1942 - 2022

Photo of J Ronald Eyton

It is with heavy hearts that we announce the passing of our faculty colleague, Ron Eyton, on March 14, 2022. His death, in a hospital in Vancouver, BC, following a sudden illness was unexpected.

Ron was raised in Atikokan near present Thunder Bay, Ontario. Ron’s father was a chemist at a local iron mine and helped Ron develop his life-long love of experimentation, photography, and cartography. Summer jobs in and around the mines convinced Ron to pursue a career in academic cartography. In a span of 10 years, Ron completed degrees from Rochester Institute of Technology (AAS photographic science), the University of North Dakota (PhB, MS physical geography and geology), and the University of Illinois (PhD physical geography and photogrammetry). Ron’s dissertation fitting first-degree trend surfaces to the flood plain and two terrace surfaces along a section of the Ohio River to determine if the terraces were of fluvial or lacustrine origin was published in the Geological Society of America Bulletin.

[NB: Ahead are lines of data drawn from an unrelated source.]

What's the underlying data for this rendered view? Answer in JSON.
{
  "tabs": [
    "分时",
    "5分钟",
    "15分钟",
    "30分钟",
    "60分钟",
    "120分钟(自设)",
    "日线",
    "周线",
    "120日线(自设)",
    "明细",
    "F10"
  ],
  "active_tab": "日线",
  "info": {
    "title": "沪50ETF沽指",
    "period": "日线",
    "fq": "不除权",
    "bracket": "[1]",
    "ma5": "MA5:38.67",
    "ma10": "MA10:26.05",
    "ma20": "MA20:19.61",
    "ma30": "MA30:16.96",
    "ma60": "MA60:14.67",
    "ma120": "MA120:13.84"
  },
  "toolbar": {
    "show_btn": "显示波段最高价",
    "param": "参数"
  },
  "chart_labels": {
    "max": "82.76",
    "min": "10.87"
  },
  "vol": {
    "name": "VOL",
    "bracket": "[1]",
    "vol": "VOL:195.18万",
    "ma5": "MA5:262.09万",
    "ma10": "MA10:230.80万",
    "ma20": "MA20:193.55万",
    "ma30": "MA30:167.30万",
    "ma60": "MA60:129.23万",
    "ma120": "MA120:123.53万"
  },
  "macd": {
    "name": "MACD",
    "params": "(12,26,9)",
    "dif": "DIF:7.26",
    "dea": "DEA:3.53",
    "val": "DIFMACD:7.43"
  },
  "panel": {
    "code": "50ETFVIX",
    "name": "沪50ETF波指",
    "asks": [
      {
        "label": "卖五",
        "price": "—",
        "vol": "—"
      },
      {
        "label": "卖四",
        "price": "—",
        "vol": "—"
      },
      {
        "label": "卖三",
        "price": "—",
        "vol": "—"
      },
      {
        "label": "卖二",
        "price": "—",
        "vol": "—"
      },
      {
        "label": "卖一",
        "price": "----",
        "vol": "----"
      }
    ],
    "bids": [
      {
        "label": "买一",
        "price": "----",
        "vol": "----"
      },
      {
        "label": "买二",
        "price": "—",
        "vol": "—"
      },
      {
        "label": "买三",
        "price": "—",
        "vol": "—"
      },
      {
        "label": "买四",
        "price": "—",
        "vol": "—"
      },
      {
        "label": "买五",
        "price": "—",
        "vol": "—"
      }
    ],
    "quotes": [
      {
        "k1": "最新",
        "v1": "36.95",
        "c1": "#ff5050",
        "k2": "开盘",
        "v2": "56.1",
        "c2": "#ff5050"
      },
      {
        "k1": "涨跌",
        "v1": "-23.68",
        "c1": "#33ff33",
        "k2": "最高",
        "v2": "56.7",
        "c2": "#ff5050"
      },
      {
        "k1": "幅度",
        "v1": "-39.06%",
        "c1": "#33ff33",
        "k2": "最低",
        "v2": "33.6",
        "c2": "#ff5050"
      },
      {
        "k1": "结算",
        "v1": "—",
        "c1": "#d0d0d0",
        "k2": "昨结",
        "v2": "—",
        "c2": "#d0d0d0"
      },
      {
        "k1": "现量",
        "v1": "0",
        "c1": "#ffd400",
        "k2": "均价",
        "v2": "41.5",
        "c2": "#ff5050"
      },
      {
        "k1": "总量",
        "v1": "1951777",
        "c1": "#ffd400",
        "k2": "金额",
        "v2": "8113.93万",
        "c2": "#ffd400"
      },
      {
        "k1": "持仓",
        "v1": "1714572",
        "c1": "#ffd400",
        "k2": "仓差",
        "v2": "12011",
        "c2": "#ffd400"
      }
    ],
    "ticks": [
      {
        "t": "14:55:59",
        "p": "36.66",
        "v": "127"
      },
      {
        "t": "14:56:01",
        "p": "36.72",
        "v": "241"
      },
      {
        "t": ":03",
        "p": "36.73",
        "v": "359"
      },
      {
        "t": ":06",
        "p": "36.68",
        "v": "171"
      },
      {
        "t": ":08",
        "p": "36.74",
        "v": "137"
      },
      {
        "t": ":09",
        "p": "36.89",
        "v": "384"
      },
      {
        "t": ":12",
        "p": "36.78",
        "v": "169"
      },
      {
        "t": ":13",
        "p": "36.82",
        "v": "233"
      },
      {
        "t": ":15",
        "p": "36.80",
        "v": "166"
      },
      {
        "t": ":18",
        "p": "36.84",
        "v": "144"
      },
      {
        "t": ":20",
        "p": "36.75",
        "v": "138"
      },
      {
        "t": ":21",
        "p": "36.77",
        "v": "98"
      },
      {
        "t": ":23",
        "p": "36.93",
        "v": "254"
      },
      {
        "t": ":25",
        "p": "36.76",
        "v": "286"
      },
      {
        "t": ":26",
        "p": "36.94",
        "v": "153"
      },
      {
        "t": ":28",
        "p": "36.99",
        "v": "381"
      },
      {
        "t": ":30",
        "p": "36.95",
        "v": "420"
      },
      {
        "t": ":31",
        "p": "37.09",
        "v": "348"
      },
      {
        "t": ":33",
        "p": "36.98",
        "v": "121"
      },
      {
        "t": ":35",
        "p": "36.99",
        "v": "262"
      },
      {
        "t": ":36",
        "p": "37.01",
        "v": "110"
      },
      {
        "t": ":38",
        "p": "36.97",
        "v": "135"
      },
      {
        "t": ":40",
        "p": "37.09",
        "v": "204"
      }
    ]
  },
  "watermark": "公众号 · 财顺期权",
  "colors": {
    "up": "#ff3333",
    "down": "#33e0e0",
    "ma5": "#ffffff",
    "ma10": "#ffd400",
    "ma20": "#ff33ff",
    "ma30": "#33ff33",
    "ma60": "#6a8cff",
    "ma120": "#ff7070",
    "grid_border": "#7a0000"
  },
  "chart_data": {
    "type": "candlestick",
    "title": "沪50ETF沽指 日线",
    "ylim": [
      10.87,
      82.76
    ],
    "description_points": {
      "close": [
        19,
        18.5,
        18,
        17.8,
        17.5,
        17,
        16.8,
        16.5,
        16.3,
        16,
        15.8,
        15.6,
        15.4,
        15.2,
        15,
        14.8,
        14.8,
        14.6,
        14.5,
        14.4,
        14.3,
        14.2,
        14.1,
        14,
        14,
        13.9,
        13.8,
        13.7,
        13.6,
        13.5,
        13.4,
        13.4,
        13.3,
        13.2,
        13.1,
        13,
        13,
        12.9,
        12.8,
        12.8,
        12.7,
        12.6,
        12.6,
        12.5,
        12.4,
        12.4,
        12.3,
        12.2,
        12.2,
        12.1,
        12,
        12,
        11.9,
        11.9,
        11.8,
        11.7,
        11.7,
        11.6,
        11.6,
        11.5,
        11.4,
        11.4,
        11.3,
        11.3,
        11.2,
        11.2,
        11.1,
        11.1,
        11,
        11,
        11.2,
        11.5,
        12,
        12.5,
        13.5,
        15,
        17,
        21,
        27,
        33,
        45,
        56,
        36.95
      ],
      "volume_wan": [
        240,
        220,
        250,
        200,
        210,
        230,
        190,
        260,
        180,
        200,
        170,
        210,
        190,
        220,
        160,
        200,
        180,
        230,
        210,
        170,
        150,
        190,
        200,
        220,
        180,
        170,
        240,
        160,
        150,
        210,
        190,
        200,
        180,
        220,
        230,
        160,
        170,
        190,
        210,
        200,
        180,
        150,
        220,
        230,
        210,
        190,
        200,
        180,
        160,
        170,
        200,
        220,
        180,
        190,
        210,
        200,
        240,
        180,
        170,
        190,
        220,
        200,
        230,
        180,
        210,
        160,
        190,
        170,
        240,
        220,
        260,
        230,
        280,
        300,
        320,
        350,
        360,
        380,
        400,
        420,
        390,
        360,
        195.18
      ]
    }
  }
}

In the 10 years following his doctorate, Ron held a variety of academic appointments at the Assistant (University of Illinois, University of South Carolina) and Associate (Penn State University, University of Alberta) Professor level. He was promoted to Professor of Earth and Atmospheric Sciences at Alberta, however an institutional reorganization brought Ron to Texas State University in the Fall of 1995.

Ron was an important member of the Geography team which resulted in the Department of Geography being awarded the first doctoral program at Texas State University. Two sabbatical opportunities in his career resulted in visiting positions at the University of New South Wales and the University of Pittsburgh Semester at Sea program.

Ron Eyton with his self-built, stereographic multi-spectral camera system photographing flood damage on the Guadalupe River in 2002
Ron Eyton with his self-built, stereographic multi-spectral camera system photographing flood damage on the Guadalupe River in 2002.

At the time of his retirement in 2006, Ron had supervised 10 doctoral and almost 30 master’s students along with serving as a member of numerous doctoral and master’s research advisory committees. Ron was best known to his students for his classes in cartography visualization and remote sensing. Ron wrote most of the analysis software used in these classes and freely shared his code with students. His photography hobby was used in the classroom as his students were encouraged to fly with him for garnering aerial photography, and use his digital multiband camera systems to acquire and process their own data. His most popular class was “Digital Remote Sensing and Terrain Modeling” which he offered at both the undergraduate and graduate level.

Ron was committed to sharing the work of he and his students, publishing over 50 papers, and making over 30 professional presentations, many with his students as co-authors. Ron was in demand to share his expertise at invited lectures as well, making 46 presentations on digital terrain modeling and raster data processing to government and private sector groups in the US, Canada, and Australia. He also served as an instructor in short courses at annual meetings of the American Association of Geographers and the National Council on Geographic Education. His expertise and commitment to sharing was recognized with teaching and service awards at the local level as well as from the Canadian Institute of Geomatics and the American Society for Photogrammetry and Remote Sensing.

Retirement did not slow Ron. Accompanied by his spouse Lynne they traveled throughout the US and Canada, wherever Amtrak or VIA Rail would take them. After brief stops in southwest Minnesota and eastern Washington state , they finally settled in Pemberton in the Sea to Sky country of Western British Columbia. We will all miss their annual Christmas calendar illustrated with images of their many travels. All of us send our best wishes to Lynne and their children Ben and Tammy. Our memory of Ron will always include a short sleeve white shirt, khaki shorts, and if outside, a white Tilley hat.

— Prepared by Richard W. Dixon and David R. Butler, Department of Geography and Environmental Studies, Texas State University